PROBLEM TO SOLVE: Output all records precisely as written.

Dataset rows for apps and sites:
======
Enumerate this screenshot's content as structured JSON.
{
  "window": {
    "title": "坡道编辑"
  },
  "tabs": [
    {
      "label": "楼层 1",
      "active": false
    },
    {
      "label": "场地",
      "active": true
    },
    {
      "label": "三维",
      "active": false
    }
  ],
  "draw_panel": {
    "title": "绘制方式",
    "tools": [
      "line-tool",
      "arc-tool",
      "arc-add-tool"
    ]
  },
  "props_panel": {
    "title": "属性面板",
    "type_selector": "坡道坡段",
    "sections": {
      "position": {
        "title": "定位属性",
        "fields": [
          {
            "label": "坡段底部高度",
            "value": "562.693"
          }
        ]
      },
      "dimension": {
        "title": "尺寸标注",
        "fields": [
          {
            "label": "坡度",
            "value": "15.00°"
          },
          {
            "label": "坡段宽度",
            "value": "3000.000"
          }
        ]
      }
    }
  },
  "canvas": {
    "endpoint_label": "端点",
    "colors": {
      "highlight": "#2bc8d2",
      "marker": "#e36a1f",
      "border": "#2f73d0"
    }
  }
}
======
WRITTEN SOLUTION:
Enumerate this screenshot's content as structured JSON.
{
  "window": {
    "title": "坡道编辑"
  },
  "tabs": [
    {
      "label": "楼层 1",
      "active": false
    },
    {
      "label": "场地",
      "active": true
    },
    {
      "label": "三维",
      "active": false
    }
  ],
  "draw_panel": {
    "title": "绘制方式",
    "tools": [
      "line-tool",
      "arc-tool",
      "arc-add-tool"
    ]
  },
  "props_panel": {
    "title": "属性面板",
    "type_selector": "坡道坡段",
    "sections": {
      "position": {
        "title": "定位属性",
        "fields": [
          {
            "label": "坡段底部高度",
            "value": "562.693"
          }
        ]
      },
      "dimension": {
        "title": "尺寸标注",
        "fields": [
          {
            "label": "坡度",
            "value": "15.00°"
          },
          {
            "label": "坡段宽度",
            "value": "3000.000"
          }
        ]
      }
    }
  },
  "canvas": {
    "endpoint_label": "端点",
    "colors": {
      "highlight": "#2bc8d2",
      "marker": "#e36a1f",
      "border": "#2f73d0"
    }
  }
}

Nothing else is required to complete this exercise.